With QSystem Monitor, managing CPU and disk I/O usage is a whole lot easier.
Below the calm surface of a hard-working IBM i, there is something of a scramble going on. More precisely, it's a scramble for resources, and inevitably, in this job-eat-job scenario, there is little room for sentimentality. You see, the system doesn't care that a payroll job is more important than a large but routine print job. It will happily give that large print job all the CPU it wants, leaving the payroll job to wait for available resources regardless of how long that might take. Fortunately, CCSS provides a command that can put this to rights: MONCHKJCP.
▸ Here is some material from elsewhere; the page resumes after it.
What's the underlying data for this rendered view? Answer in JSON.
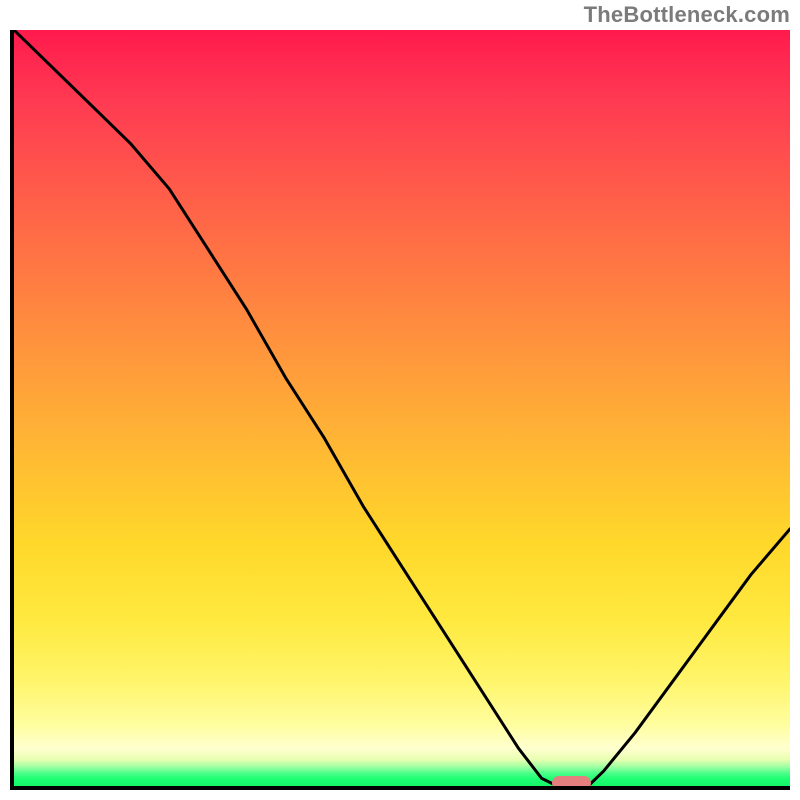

Running this command not only gives system operators valuable insights into the jobs using excessive CPU and disk I/O, but also it lets you hinder these jobs with QSystem Monitor when set parameters around their CPU and/or disk I/O usage are exceeded, clearing the way for other jobs to run. Parameters can be set up in the Monitor module on the user's PC to govern when this action should occur. This is done by setting a percentage limit for the overall system CPU usage and selected jobs' CPU usage for a defined number of consecutive samples. Action options include Hold, Lower Priority, or No Action; warning messages that these conditions have occurred can be sent to the QSYSOPR message queue to keep operators informed.
As well as being able to set the jobs up on the PC, the product will also allow the user to show the details of the monitor when jobs start to be hindered. In the example below that was run on defined *QZD jobs running in subsystem QSYSWRK, the central screen shows that 11 QZDASOINIT jobs were exceeding the rules; the run priority has been changed to 70 for each of the jobs.
Figure 1: See which jobs are violating your rules in a floating window on your PC.
To customize the command according to their needs, operators have a number of definitions available to them in QSystem Monitor's setup options. The power and precision of MONCHKJCP will save a substantial amount of time that would otherwise be required to investigate issues arising from these jobs. In addition to the percentage of system CPU (and number of samples mentioned earlier), before the command is invoked, specifics can be assigned to these same conditions before a job is released from its held status. Other parameters can be customized around programs, users, subsystems, and jobs to include or exclude. MONCHKJCP won't only save you time. See just how much money smarter job monitoring can save you—in dollars—with our exclusive white paper.